The Dell’Oro Group recently published the third quarter wireless local area network (WLAN) market share figures. Cisco finished at 63.4 percent, a slight increase from the 62 percent it held during the previous quarter. Aruba Networks finished a distant second at 8 percent.

The market that Aruba plays in is huge. There are two segments of the market it focuses on. The first one is the wireless LAN market, which is forecasted to be about $3 billion worth by 2010. Second is the network security equipment and software market, which consists of firewall, VPN and intrusion, prevention and protection. When you combine these two markets, the market opportunity is about $8.3 billion as forecasted by IDC and Informatics. Melkote believes the market size is somewhat understated as there are three key areas of incremental growth—Mobile VOIP, Location based services, and Enterprise fixed mobile convergence.

“When we come knocking at the doors of the customers with our mobility solutions, there is a point raised by rational IT folks: If Cisco’s WLAN solutions are good enough then we will probably go with them. The reality is that our architectural solution and differentiation in magnitude is different and better than Cisco. This enables us to go into Cisco accounts and win us broad-based projects from each of these big customers,” says Melkote.
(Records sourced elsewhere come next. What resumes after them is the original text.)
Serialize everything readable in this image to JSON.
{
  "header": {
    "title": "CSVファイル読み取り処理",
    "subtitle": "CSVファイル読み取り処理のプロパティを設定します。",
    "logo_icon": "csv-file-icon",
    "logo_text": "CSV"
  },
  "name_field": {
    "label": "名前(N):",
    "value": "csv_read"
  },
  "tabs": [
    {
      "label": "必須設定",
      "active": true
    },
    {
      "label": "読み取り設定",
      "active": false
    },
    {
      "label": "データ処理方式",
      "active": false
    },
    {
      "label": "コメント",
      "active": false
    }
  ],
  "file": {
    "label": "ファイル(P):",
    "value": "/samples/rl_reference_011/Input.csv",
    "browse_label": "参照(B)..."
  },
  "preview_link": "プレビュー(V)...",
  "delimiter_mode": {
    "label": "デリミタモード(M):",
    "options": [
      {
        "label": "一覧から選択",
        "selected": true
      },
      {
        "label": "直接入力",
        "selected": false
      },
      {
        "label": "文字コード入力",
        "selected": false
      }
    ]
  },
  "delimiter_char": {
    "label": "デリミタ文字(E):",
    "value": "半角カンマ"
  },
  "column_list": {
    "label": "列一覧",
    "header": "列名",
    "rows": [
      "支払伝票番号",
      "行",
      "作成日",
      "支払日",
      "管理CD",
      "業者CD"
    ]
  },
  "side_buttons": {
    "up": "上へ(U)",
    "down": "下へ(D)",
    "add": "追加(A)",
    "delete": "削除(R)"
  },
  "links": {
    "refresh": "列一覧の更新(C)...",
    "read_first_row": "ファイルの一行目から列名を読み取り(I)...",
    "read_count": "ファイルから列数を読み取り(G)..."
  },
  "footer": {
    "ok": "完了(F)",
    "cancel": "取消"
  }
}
Aruba began shipping its WLAN products—Aruba Mobile Edge Architecture [AMEA] products—in 2003. Enterprise wireless networking has grown appreciably due to the desire for mobile computing. WLAN or VPN (Virtual Private Networks) have been the solution enabling open access on wired network ports. This type of networks, extends the fixed network over the air. Aruba believes its AMEA product takes WLANs to another level by providing additional security features, allowing secure roaming over the entire network, increased performance, and easy scalability and integration. Essentially, Aruba believes it’s built a better enterprise WLAN product. Today the company has over 3000 customers including US Airforce, Google, SAP, Saudi Ramco, and a number of major universities.
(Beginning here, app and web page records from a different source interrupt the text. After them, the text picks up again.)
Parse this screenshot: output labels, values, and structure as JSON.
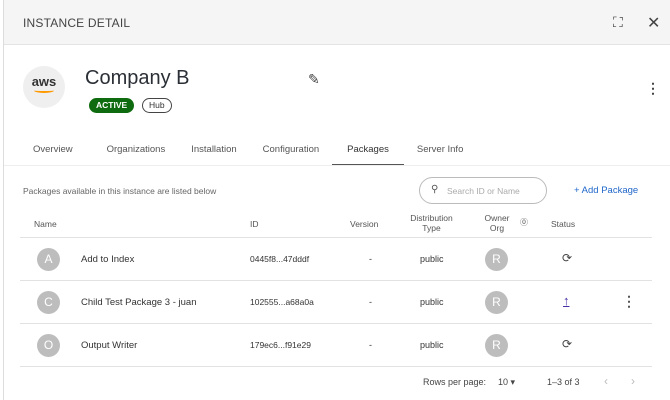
{
  "header": {
    "title": "INSTANCE DETAIL"
  },
  "instance": {
    "logo": "aws",
    "name": "Company B",
    "status": "ACTIVE",
    "tag": "Hub"
  },
  "tabs": [
    "Overview",
    "Organizations",
    "Installation",
    "Configuration",
    "Packages",
    "Server Info"
  ],
  "packages": {
    "description": "Packages available in this instance are listed below",
    "search_placeholder": "Search ID or Name",
    "add_label": "+ Add Package",
    "columns": {
      "name": "Name",
      "id": "ID",
      "version": "Version",
      "dist": "Distribution Type",
      "owner": "Owner Org",
      "status": "Status"
    },
    "rows": [
      {
        "initial": "A",
        "name": "Add to Index",
        "id": "0445f8...47dddf",
        "version": "-",
        "dist": "public",
        "owner": "R",
        "status": "pending"
      },
      {
        "initial": "C",
        "name": "Child Test Package 3 - juan",
        "id": "102555...a68a0a",
        "version": "-",
        "dist": "public",
        "owner": "R",
        "status": "upload"
      },
      {
        "initial": "O",
        "name": "Output Writer",
        "id": "179ec6...f91e29",
        "version": "-",
        "dist": "public",
        "owner": "R",
        "status": "pending"
      }
    ]
  },
  "pagination": {
    "rows_label": "Rows per page:",
    "rows_value": "10",
    "range": "1–3 of 3"
  }
}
Keerti Melkote
Founder, Products and Partnerships, Aruba Networks

Keerti Melkote, co-founder Aruba Networks, chose the name ‘Aruba’ with care, one of the criterions being the name should begin with ‘A’—the leading letter in the English alphabet. As a leader, his concept of team management is exercised with equal care. Melkote, an avid cricket enthusiast, draws comparisons with the game of cricket and says, “It is good to have a superstar in your team at work. However, he or she alone cannot make the team win. To generate consistent positive results the team has to play together. Hence, the team is the star and not the CEO alone.”

Melkote is responsible for Aruba’s product roadmap and forging technology partnerships. He understands that growth is a challenge while aiming at the future. On his future vision for Aruba he muses, “More than communicating to the employees about the vision of the company, what is important is to keep the team completely aligned in the same direction. It is this quality that I admire in Microsoft. They have been able to build a culture, which keeps the team constantly aligned to the vision. This is very evident in each employee you come across in the centers spread over different geographies.”
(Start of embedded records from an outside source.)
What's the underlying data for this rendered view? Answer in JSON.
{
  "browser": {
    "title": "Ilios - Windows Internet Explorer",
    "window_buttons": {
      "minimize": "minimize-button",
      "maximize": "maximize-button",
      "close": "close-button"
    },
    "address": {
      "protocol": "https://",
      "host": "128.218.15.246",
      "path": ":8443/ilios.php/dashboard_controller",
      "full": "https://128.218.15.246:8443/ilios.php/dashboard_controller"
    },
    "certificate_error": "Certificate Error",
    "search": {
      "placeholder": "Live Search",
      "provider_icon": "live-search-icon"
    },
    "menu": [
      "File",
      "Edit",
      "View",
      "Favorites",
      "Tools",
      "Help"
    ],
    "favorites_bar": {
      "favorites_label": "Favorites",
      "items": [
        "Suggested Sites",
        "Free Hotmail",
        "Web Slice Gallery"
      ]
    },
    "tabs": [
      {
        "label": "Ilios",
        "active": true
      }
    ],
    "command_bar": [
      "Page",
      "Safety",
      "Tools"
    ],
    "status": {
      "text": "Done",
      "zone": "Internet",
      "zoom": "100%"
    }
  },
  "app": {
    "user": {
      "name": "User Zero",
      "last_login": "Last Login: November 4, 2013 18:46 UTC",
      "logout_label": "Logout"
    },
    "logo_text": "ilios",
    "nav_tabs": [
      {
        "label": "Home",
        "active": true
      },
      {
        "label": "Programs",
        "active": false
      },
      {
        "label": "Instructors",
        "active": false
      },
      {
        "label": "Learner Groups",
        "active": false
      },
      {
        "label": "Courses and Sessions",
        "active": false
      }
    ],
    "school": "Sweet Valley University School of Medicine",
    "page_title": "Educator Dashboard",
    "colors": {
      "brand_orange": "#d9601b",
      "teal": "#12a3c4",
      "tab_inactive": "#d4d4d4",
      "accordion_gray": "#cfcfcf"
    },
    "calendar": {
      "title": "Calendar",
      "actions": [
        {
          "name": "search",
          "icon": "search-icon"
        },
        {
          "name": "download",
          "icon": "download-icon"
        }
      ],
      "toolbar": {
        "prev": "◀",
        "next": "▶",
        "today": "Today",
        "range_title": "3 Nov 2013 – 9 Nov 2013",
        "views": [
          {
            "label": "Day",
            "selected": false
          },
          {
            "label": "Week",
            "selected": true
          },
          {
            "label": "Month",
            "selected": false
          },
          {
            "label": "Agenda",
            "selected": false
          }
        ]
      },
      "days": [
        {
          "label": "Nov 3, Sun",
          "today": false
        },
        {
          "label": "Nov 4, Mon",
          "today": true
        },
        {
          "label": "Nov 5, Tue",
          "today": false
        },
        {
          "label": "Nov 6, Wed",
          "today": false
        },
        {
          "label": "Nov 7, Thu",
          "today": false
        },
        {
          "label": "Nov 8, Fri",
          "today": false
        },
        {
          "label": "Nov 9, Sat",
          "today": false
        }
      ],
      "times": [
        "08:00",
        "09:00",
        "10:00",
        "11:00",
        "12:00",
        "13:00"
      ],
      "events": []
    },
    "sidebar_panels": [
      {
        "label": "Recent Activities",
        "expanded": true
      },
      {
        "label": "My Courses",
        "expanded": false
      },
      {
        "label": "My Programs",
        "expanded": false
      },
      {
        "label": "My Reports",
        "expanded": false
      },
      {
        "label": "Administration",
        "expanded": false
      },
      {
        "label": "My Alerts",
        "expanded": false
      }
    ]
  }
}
Prior to founding Aruba Networks, Melkote held senior management positions at Tahoe Networks, a cellular/3G data networking systems company which is now part of Nokia, and Shasta Networks, a broadband IP subscriber management systems company now part of Nortel. Melkote was at Cisco Systems during the LAN switching era in the mid-’90s, where he was responsible for the definition and launch of Cisco’s high-end enterprise LAN switching systems. Before Cisco, Melkote was responsible for deploying high performance LAN and ATM backbone infrastructure at Intel. He holds an MSEE from Purdue University with an emphasis on distributed systems and TCP/IP networking. Melkote has 15 years of technology and marketing experience in both enterprise and service provider networking.